Bartolomeo Cavarozzi was born in Viterbo, which is northwest of Rome almost half way to Siena. He settled in Rome at an early age, where he was probably trained by the painter Cristoforo Roncalli (1552–1626, also not a household name in art history), a Mannerist painter whose works influenced early works of Cavarozzi. By 1610, however, Cavarozzi had come under the influence of Caravaggio’s exciting, dramatic paintings that were available to see in Rome. Among the “Caravaggisti” (young adherents to his style), Cavarozzi (who I keep wanting to spell “Caravozzi”!) adapted the style with the least attention to the overblown, dark drama of the master. Caravozzi’s works tend to be more sentimental, although not in the sugar-coated sense.

Cavarozzi painted several versions of Aminta, one in which the young recorder player has a bright red coat.

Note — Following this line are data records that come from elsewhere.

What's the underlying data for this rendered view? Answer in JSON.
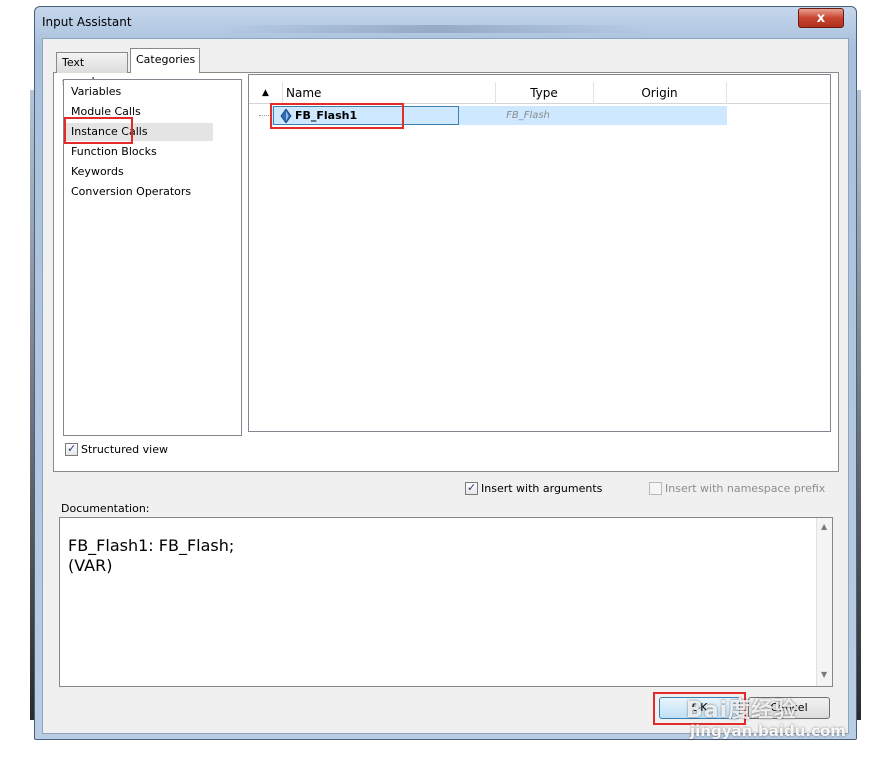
{
  "window": {
    "title": "Input Assistant",
    "close_glyph": "x"
  },
  "tabs": [
    {
      "label": "Text search",
      "active": false
    },
    {
      "label": "Categories",
      "active": true
    }
  ],
  "categories": {
    "items": [
      {
        "label": "Variables"
      },
      {
        "label": "Module Calls"
      },
      {
        "label": "Instance Calls",
        "selected": true
      },
      {
        "label": "Function Blocks"
      },
      {
        "label": "Keywords"
      },
      {
        "label": "Conversion Operators"
      }
    ]
  },
  "table": {
    "sort_glyph": "▲",
    "columns": {
      "name": "Name",
      "type": "Type",
      "origin": "Origin"
    },
    "rows": [
      {
        "name": "FB_Flash1",
        "type": "FB_Flash",
        "origin": "",
        "icon": "instance-icon"
      }
    ]
  },
  "options": {
    "structured_view": {
      "label": "Structured view",
      "checked": true
    },
    "insert_with_arguments": {
      "label": "Insert with arguments",
      "checked": true
    },
    "insert_with_namespace_prefix": {
      "label": "Insert with namespace prefix",
      "checked": false,
      "enabled": false
    }
  },
  "documentation": {
    "label": "Documentation:",
    "text": "FB_Flash1: FB_Flash;\n(VAR)"
  },
  "buttons": {
    "ok": "OK",
    "cancel": "Cancel"
  },
  "watermark": {
    "logo": "Bai度经验",
    "url": "jingyan.baidu.com"
  },
  "colors": {
    "highlight_box": "#e32b2b",
    "selection": "#cde8ff"
  }
}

The composition if clearly in the style of Caravaggio, with the great attention to physical detail, especially in the still life objects, and the raking light across the figures that causes striking contrasts in dark and light (tenebrism). Like many of Caravaggio’s works, Cavarozzi places elements of his composition—in this case the violin—in a sharp perpendicular position to the picture plane, as if it is about the emerge from the painting. This trompe l’oeil type of realism would become a standard of Baroque still life painting.

Arminta was a play written by the poet and writer Torquato Tasso (1544–1595), who wrote it for the court of Ferrara. Ostensibly it’s a story set in the time of Alexander the Great (300s BCE) about a love-sick shepherd (Arminta) whose unrequited love for the lovely nymph (nature spirit) Silvia is eventually requited (I don’t know if I can say that but it’s staying). It’s basically an excuse for a lot of moping and melancholy dialogue, which naturally eventually became libretto for operas.

Here are some other artists influenced by Caravaggio’s style in the “Caravaggisti” camp. His style had repercussions throughout Europe, from Spain to Flanders and the Netherlands. Among the many famous Baroque artists influenced by Caravaggio’s tenebrism are numbered Peter Paul Rubens (1577–1640) and Diego Velázquez (1599–1660). 
Francesco Buoneri (called Cecco del Caravaggio, 1588/1590–after 1620, Italy), The Resurrection, 1619–1620. Oil on canvas, 133 1/2" x 78 1/2" (339.1 x 199.5 cm). © Art Institute of Chicago. (A6431)

Pietro Paolini (1603–ca. 1681, Italy), A Bacchic Concert, c. 1625–1630. Oil on canvas, 48" x 72" (122 x 183 cm). © Dallas Museum of Art. (DMA-44)

Georges de la Tour (1593–1602, France), Saint Peter Repentant, 1645. Oil on canvas, 44 7/8" x 37 3/8" (114 x 95 cm). © Cleveland Museum of Art. (CL-774)

Francisco de Zurbarán (1598–1664, Spain), Saint Francis, ca. 1640–1645. Oil on canvas,81 1/2" x 42" (207 x 106.7 cm). © Museum of Fine Arts, Boston (MFAB-104)

Judith Leyster (1609–1660, Netherlands), A Game of Tric-Trac. Oil on panel, 16 1/8" x 12 1/4" (41 x 31 cm). © Worcester Art Museum. (WAM-58)

Correlations to Davis programs: Explorations in Art Grade 3: 1.3; Explorations in Art Grade 4: 1.2, 1.4; Explorations in Art Grade 5: 1.5; Explorations in Art Grade 6: 1.1, 1.2; A Community Connection: 6.2; A Personal Journey: 2.4; A Global Pursuit: 5.2, 5.4; Experience Painting: 6, Exploring Painting: 7, 10; Exploring Visual Design: 9; The Visual Experience: 9.3, 9.9, 16.2; Discovering Art History: 11.1, 11.2, 11.3, 11.4